Records to process »
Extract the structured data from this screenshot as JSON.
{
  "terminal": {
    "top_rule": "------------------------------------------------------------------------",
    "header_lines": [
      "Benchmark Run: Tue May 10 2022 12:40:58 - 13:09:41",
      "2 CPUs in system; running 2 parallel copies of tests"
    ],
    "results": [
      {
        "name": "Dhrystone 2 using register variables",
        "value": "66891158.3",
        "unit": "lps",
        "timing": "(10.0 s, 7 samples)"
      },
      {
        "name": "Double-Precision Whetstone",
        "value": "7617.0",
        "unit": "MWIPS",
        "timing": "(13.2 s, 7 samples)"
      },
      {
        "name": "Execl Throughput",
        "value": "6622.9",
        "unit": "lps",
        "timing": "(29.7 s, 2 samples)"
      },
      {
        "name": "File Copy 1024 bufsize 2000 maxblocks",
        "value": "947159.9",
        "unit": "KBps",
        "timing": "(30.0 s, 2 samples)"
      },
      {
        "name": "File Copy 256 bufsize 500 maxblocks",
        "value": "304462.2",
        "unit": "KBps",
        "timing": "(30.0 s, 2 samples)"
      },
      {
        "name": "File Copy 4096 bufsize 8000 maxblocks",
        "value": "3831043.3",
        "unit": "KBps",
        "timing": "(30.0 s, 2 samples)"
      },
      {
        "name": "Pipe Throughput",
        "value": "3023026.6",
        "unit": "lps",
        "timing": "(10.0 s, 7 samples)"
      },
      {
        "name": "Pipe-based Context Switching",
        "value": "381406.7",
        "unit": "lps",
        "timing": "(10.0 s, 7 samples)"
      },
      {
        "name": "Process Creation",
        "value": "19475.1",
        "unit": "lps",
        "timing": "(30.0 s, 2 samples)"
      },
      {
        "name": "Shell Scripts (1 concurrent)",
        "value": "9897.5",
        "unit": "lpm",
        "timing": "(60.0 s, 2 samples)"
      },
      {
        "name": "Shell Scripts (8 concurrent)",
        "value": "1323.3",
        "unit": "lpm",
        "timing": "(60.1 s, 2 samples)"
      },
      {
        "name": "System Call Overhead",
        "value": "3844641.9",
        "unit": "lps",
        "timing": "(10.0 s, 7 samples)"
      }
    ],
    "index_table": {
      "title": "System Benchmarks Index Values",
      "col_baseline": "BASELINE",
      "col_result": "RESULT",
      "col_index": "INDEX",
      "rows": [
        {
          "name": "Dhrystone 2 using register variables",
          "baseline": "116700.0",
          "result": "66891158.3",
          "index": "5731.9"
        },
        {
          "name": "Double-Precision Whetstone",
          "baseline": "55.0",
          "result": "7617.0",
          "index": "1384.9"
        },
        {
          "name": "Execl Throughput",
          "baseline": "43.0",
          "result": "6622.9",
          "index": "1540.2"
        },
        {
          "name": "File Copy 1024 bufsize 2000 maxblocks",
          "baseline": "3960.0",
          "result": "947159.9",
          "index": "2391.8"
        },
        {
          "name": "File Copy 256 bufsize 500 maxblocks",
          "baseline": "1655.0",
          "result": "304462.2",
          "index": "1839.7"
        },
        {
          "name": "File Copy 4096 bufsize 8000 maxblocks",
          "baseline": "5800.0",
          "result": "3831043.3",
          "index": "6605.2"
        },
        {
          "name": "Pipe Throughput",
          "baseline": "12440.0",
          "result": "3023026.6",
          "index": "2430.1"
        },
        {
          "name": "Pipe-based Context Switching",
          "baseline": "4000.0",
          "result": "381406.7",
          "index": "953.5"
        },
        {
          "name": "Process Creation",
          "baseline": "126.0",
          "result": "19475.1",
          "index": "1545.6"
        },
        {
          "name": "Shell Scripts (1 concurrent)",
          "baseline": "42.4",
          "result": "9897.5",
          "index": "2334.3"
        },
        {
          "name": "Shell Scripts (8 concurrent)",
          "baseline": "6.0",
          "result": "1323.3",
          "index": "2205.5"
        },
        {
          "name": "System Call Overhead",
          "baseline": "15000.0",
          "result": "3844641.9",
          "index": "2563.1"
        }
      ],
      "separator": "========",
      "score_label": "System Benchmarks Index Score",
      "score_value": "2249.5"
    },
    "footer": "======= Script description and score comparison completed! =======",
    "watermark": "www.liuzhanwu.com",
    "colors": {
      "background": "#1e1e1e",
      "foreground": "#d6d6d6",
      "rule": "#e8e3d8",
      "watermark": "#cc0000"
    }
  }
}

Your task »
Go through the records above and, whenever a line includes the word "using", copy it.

Task response »
        "name": "Dhrystone 2 using register variables",
          "name": "Dhrystone 2 using register variables",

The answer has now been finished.